**TRY IT**
Give all of the data below again exactly, and drop the images.

= = = = = = =

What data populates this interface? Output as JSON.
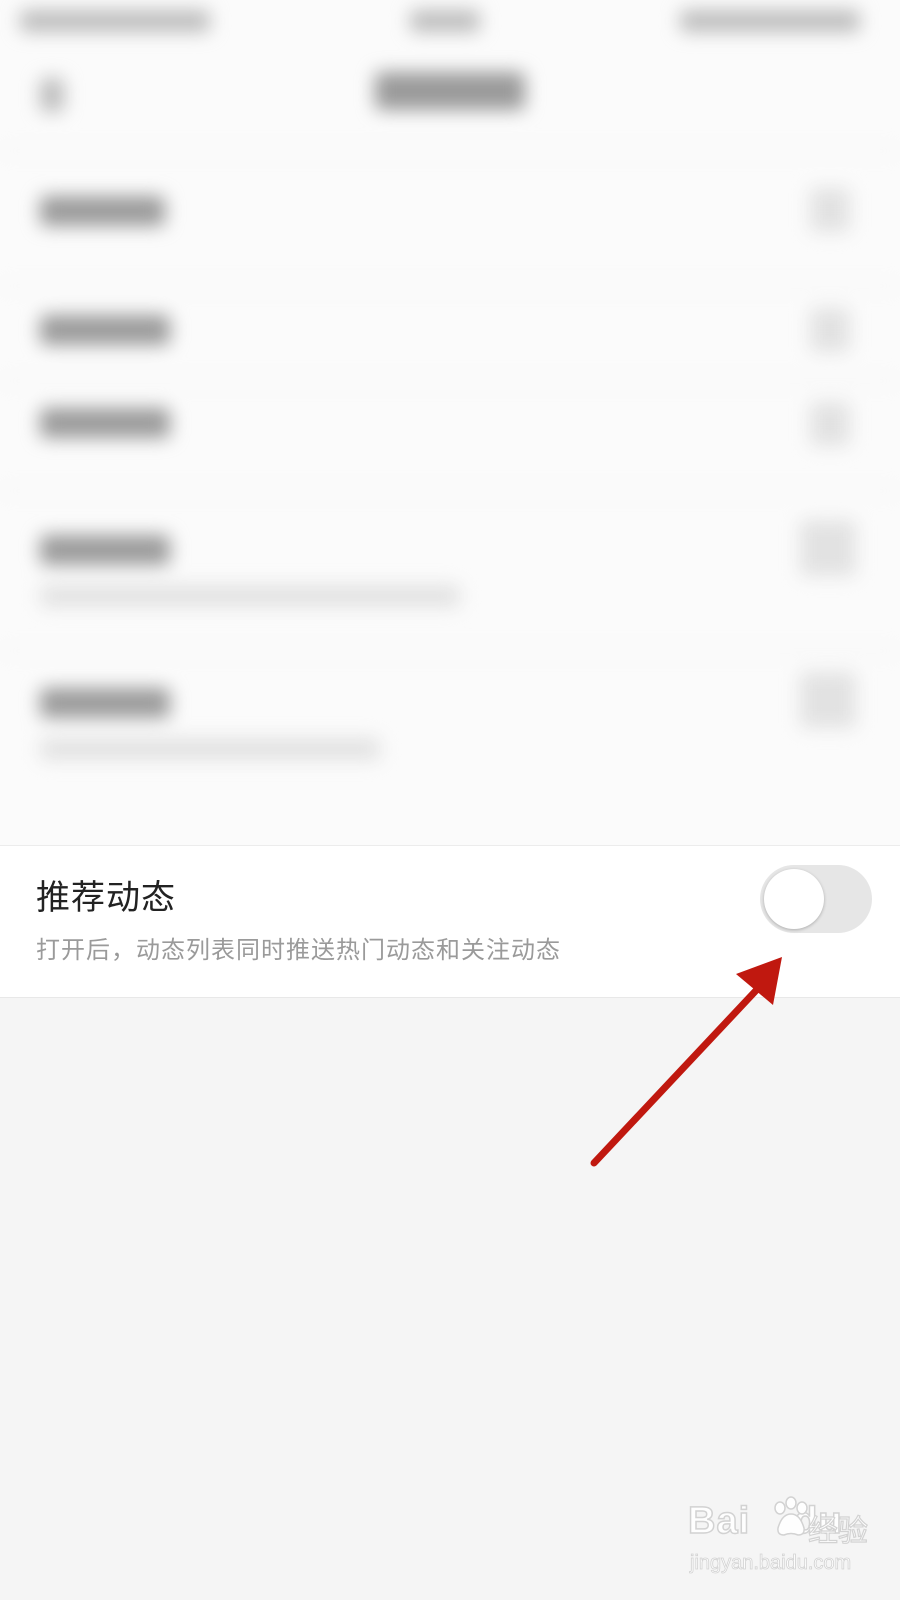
{
  "setting": {
    "title": "推荐动态",
    "description": "打开后，动态列表同时推送热门动态和关注动态",
    "toggle_on": false
  },
  "annotation": {
    "arrow_color": "#c0180f"
  },
  "watermark": {
    "logo": "Bai",
    "logo_suffix": "du",
    "cn": "经验",
    "url": "jingyan.baidu.com"
  },
  "colors": {
    "background": "#f5f5f5",
    "row_background": "#ffffff",
    "toggle_track": "#e6e6e6"
  }
}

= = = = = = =

**FINISHED EXERCISE**
What data populates this interface? Output as JSON.
{
  "setting": {
    "title": "推荐动态",
    "description": "打开后，动态列表同时推送热门动态和关注动态",
    "toggle_on": false
  },
  "annotation": {
    "arrow_color": "#c0180f"
  },
  "watermark": {
    "logo": "Bai",
    "logo_suffix": "du",
    "cn": "经验",
    "url": "jingyan.baidu.com"
  },
  "colors": {
    "background": "#f5f5f5",
    "row_background": "#ffffff",
    "toggle_track": "#e6e6e6"
  }
}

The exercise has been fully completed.